The latest case study winners came up with an alternative for Unilever’s teenage fantasy deodorant Axe (Lynx in the UK). It’s difficult to say if they won because of the positioning versus ‘The Axe/Lynx effect’ or the packaging.
The positioning was already clever: while Axe/Lynx plays to a desperate dream of young men that using the product will make complete strangers and sexy babes do anything to get their hands on your body, this Match concept simply zoomed in on the right one. Why keep looking, when the right one is there now. Indeed this is a product your dream woman buys for you. From women for men.
This ‘you’ve found the right one’ brand promise was reflected by the packaging design. The M of match showed the two partners together. And to differentiate from Axe/Lynx with its distinctive black packs, Match is smooth Apple white. Minimal content. Modern. A good match with the concept and the target group.
Years ago, RIM – who developed the Blackberry and changed the world of mobile phones and email – carried out observational research on its core users. By just watching what Blackberry junkies did, they worked out that it was more than just a nifty way to keep in touch while out and about.

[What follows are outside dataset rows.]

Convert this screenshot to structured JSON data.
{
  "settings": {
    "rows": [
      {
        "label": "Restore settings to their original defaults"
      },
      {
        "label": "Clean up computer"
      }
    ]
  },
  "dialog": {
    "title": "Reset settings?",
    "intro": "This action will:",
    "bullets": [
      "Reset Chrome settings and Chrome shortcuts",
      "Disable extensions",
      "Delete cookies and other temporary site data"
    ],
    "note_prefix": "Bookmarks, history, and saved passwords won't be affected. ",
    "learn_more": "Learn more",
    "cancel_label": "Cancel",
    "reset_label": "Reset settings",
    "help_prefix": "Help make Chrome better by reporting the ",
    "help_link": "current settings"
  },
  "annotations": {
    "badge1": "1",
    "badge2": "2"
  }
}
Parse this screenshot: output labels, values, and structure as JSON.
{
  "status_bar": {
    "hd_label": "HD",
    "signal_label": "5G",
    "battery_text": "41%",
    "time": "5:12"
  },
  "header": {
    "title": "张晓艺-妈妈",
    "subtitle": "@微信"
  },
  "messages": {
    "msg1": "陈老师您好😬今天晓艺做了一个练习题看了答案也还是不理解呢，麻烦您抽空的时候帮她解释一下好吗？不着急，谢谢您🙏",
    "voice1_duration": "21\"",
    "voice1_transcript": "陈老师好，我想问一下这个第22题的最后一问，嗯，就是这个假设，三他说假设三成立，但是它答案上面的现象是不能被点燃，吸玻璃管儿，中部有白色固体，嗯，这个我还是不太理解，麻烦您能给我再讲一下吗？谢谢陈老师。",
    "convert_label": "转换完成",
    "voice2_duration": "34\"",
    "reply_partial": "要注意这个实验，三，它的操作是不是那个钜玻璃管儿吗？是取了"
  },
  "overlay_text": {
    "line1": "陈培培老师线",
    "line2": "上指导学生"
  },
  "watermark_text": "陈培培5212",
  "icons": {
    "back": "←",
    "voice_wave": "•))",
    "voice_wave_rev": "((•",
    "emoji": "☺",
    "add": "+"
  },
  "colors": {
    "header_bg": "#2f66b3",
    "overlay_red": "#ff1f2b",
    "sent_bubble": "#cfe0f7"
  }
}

This redefined the role played by Blackberry. Its benefits shifted from being a device for telephony and emails to become a ‘gap filler’. When a businessman was in a queue, he’d use the dead time to do emails. When waiting at the airport, he’d do emails. Blackberry was a time-efficiency tool and downtime eradication device, not a mere mobile.
An experience, not a snack
In recent months I’ve observed Swabians and their pretzels (yes, this is what expats resort to after so many years in Germany). I’ve come to realise from my own informal research that pretzels the way the locals make them – smothered in salt – are not just a food. As people talk and stir their drink, they toy with the salt, pick bits off, make small piles out of excess salt, line it up, or nibble at it.
I’ve always hated this excess salt and worried about its effect on my health – there’s too much of it. But when I found myself picking away at it like many others here, I realised its role is not nutritional.
Salt is part of the ‘pretzel eating experience’. At least that’s my observation.